Each line below should be restated word for word.

── Provided entries ──

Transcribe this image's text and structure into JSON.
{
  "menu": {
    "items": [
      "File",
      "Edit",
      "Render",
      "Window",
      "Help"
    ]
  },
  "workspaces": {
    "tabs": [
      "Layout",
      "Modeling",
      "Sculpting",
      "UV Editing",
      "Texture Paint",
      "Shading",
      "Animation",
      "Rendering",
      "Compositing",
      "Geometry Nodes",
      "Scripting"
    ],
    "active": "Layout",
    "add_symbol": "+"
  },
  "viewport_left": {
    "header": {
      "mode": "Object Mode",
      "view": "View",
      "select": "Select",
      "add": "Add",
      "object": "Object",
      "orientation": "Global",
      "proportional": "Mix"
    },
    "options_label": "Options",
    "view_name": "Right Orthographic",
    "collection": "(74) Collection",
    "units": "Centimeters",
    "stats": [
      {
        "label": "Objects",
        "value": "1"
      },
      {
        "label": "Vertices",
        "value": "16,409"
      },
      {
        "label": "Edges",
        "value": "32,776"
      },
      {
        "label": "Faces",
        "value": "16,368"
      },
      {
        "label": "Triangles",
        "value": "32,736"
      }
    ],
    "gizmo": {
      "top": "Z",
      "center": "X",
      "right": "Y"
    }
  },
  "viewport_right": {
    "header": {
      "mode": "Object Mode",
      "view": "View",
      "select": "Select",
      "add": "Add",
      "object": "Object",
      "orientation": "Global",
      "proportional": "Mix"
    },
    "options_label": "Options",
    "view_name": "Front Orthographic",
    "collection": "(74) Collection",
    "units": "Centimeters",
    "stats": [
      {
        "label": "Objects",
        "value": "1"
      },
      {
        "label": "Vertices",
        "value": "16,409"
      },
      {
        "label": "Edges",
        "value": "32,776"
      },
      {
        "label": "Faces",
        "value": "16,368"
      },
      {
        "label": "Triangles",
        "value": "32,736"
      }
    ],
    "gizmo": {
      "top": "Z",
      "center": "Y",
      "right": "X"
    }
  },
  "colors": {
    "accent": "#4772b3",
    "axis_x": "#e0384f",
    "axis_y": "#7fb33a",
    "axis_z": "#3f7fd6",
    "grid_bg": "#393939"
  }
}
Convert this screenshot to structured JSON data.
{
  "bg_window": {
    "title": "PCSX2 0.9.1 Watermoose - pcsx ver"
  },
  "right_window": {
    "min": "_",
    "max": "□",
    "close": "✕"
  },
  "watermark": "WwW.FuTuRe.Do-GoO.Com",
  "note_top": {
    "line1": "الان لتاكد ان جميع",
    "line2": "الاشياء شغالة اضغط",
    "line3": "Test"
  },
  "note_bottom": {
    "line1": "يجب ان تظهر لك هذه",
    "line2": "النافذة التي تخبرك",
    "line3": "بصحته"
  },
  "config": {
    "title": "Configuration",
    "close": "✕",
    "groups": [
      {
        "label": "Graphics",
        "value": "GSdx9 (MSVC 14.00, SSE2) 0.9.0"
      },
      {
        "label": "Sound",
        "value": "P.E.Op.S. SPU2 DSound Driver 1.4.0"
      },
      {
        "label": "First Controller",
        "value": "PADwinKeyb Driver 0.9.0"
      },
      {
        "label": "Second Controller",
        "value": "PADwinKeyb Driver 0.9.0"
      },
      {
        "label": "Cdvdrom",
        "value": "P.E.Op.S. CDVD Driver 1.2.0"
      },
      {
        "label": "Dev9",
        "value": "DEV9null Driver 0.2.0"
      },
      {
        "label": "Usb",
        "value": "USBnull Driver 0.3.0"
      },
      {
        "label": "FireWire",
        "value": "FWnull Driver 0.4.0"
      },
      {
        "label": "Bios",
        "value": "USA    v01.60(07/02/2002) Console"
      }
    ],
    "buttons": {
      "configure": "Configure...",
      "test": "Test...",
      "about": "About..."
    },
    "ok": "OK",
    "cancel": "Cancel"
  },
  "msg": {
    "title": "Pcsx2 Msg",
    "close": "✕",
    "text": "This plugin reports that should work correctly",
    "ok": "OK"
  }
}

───

- Answer space -
Transcribe this image's text and structure into JSON.
{
  "menu": {
    "items": [
      "File",
      "Edit",
      "Render",
      "Window",
      "Help"
    ]
  },
  "workspaces": {
    "tabs": [
      "Layout",
      "Modeling",
      "Sculpting",
      "UV Editing",
      "Texture Paint",
      "Shading",
      "Animation",
      "Rendering",
      "Compositing",
      "Geometry Nodes",
      "Scripting"
    ],
    "active": "Layout",
    "add_symbol": "+"
  },
  "viewport_left": {
    "header": {
      "mode": "Object Mode",
      "view": "View",
      "select": "Select",
      "add": "Add",
      "object": "Object",
      "orientation": "Global",
      "proportional": "Mix"
    },
    "options_label": "Options",
    "view_name": "Right Orthographic",
    "collection": "(74) Collection",
    "units": "Centimeters",
    "stats": [
      {
        "label": "Objects",
        "value": "1"
      },
      {
        "label": "Vertices",
        "value": "16,409"
      },
      {
        "label": "Edges",
        "value": "32,776"
      },
      {
        "label": "Faces",
        "value": "16,368"
      },
      {
        "label": "Triangles",
        "value": "32,736"
      }
    ],
    "gizmo": {
      "top": "Z",
      "center": "X",
      "right": "Y"
    }
  },
  "viewport_right": {
    "header": {
      "mode": "Object Mode",
      "view": "View",
      "select": "Select",
      "add": "Add",
      "object": "Object",
      "orientation": "Global",
      "proportional": "Mix"
    },
    "options_label": "Options",
    "view_name": "Front Orthographic",
    "collection": "(74) Collection",
    "units": "Centimeters",
    "stats": [
      {
        "label": "Objects",
        "value": "1"
      },
      {
        "label": "Vertices",
        "value": "16,409"
      },
      {
        "label": "Edges",
        "value": "32,776"
      },
      {
        "label": "Faces",
        "value": "16,368"
      },
      {
        "label": "Triangles",
        "value": "32,736"
      }
    ],
    "gizmo": {
      "top": "Z",
      "center": "Y",
      "right": "X"
    }
  },
  "colors": {
    "accent": "#4772b3",
    "axis_x": "#e0384f",
    "axis_y": "#7fb33a",
    "axis_z": "#3f7fd6",
    "grid_bg": "#393939"
  }
}
Convert this screenshot to structured JSON data.
{
  "bg_window": {
    "title": "PCSX2 0.9.1 Watermoose - pcsx ver"
  },
  "right_window": {
    "min": "_",
    "max": "□",
    "close": "✕"
  },
  "watermark": "WwW.FuTuRe.Do-GoO.Com",
  "note_top": {
    "line1": "الان لتاكد ان جميع",
    "line2": "الاشياء شغالة اضغط",
    "line3": "Test"
  },
  "note_bottom": {
    "line1": "يجب ان تظهر لك هذه",
    "line2": "النافذة التي تخبرك",
    "line3": "بصحته"
  },
  "config": {
    "title": "Configuration",
    "close": "✕",
    "groups": [
      {
        "label": "Graphics",
        "value": "GSdx9 (MSVC 14.00, SSE2) 0.9.0"
      },
      {
        "label": "Sound",
        "value": "P.E.Op.S. SPU2 DSound Driver 1.4.0"
      },
      {
        "label": "First Controller",
        "value": "PADwinKeyb Driver 0.9.0"
      },
      {
        "label": "Second Controller",
        "value": "PADwinKeyb Driver 0.9.0"
      },
      {
        "label": "Cdvdrom",
        "value": "P.E.Op.S. CDVD Driver 1.2.0"
      },
      {
        "label": "Dev9",
        "value": "DEV9null Driver 0.2.0"
      },
      {
        "label": "Usb",
        "value": "USBnull Driver 0.3.0"
      },
      {
        "label": "FireWire",
        "value": "FWnull Driver 0.4.0"
      },
      {
        "label": "Bios",
        "value": "USA    v01.60(07/02/2002) Console"
      }
    ],
    "buttons": {
      "configure": "Configure...",
      "test": "Test...",
      "about": "About..."
    },
    "ok": "OK",
    "cancel": "Cancel"
  },
  "msg": {
    "title": "Pcsx2 Msg",
    "close": "✕",
    "text": "This plugin reports that should work correctly",
    "ok": "OK"
  }
}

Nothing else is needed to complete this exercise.